When a planet transits its star (see here), and we’re able to determine it’s mass through some other means, typically Doppler spectroscopy (see here and here), then we can derive its density rather easily.
Where is the volume of the planet, equivalent to .
Planets of similar densities are not necessarily the same in bulk composition. With the bulk composition being held constant, the radius will increase with mass in a non-linear way such that the increase in the radius slows, while the density increases. After enough mass is built up, the trend reverses, with the gravity compressing the planet more as additional mass is added.
For planets made purely of one substance (half-seriously referred to as “mathematician’s planets”), one can plot their mass and radius on a diagram and see that we actually can use a planet’s observed mass and radius to infer something about its composition, assuming iron, rock, water and gas are the dominant things out of which a planet will be comprised. This seems to be a reasonable assumption based on what we know of how planets form and the observed composition of planet-forming disks.

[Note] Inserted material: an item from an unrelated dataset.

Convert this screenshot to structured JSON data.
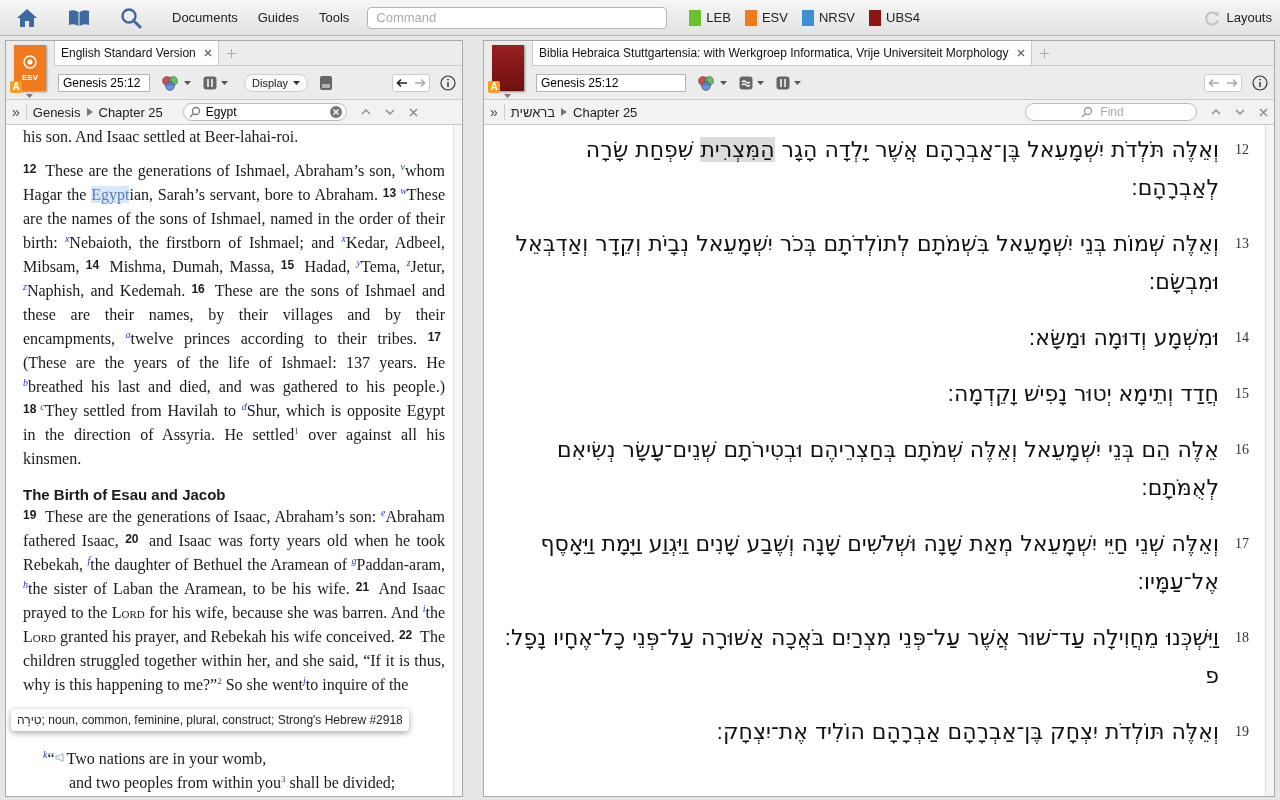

Plotting the Solar System planets (minus Mercury and Venus) on such a diagram, we see that the radius of Earth and Mars are consistent with being almost entirely rock, with Earth being obviously too dense to be entirely made of rock, requiring an iron component. Uranus and Neptune are slightly too large for their mass to be explained by a composition of 100% water. So a (small, by fraction of mass) gaseous component must exist. Jupiter and Saturn are far too large for their mass to be explained by being mostly water in composition, so it’s clear that they are mostly made of gas.

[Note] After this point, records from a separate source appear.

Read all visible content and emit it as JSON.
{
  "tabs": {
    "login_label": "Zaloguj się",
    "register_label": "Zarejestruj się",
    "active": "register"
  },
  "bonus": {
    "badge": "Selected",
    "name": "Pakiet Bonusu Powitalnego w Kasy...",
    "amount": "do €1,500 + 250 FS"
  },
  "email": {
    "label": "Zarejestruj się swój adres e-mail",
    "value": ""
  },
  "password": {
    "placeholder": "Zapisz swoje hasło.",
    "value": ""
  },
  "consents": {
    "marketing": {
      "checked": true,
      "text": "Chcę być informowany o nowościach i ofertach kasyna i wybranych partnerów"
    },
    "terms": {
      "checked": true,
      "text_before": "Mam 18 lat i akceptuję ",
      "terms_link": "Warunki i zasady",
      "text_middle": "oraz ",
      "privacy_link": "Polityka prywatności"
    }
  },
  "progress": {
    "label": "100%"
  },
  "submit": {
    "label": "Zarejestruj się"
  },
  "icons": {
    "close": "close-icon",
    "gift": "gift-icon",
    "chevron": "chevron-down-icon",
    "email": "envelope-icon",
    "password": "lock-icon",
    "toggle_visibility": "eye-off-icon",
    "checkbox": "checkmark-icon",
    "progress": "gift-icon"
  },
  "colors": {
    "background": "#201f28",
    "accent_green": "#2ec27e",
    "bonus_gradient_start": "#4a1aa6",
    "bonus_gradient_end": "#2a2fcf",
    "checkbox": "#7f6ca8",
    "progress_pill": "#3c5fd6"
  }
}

These things are, for the most part, able to be determined through direct study of the planet themselves, but this is not easy to do for extrasolar planets. For the transiting planets, we’re afforded a radius and a mass and left to interpolate a composition based on it. A complication arises in that there are not unique solutions for the composition of a planet for some values of the radius and mass. A 100% gas planet will stick out as being purely gas, while a 100% iron planet will clearly be an enormous cannonball. But planets can have layers of all three and this can create degeneracies in models of their interior. An small ball of iron with a large layer of water and gas will have a similar radius to a large rocky planet with a small layer of gas. As a real example (and as of the time of this writing), it is not clear if GJ 1214 b is a sort of “mini-Neptune,” with a larger core and a lot of water, or a sort of “micro Jovian,” with a small core and a large gaseous envelope. Even Uranus and Neptune show that there’s some ambiguity here. The two are believed to have solid cores under water mantles, but the mass of the rock and/or iron is hard to disentangle from the mass of the water mantle.

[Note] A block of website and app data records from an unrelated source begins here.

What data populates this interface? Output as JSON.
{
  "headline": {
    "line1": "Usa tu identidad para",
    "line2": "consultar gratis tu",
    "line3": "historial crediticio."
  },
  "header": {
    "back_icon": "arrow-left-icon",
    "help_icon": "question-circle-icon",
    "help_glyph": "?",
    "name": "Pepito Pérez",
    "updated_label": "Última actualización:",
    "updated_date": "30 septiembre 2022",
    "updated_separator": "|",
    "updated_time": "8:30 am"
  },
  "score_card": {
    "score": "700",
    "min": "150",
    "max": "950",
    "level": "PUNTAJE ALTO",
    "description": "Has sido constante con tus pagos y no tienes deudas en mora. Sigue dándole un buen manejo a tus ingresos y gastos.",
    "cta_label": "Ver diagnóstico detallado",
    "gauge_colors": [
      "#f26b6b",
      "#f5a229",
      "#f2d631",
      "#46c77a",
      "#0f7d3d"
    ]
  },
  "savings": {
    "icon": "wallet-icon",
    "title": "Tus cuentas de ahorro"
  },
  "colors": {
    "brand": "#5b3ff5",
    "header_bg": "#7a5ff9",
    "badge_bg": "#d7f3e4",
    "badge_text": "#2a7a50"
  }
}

So it is clear that different compositions can be thrown together to blur the classification of planets into neat categories of terrestrial planets, ice giants, and gas giants. Indeed, they do not separate out very well in a mass-radius diagram.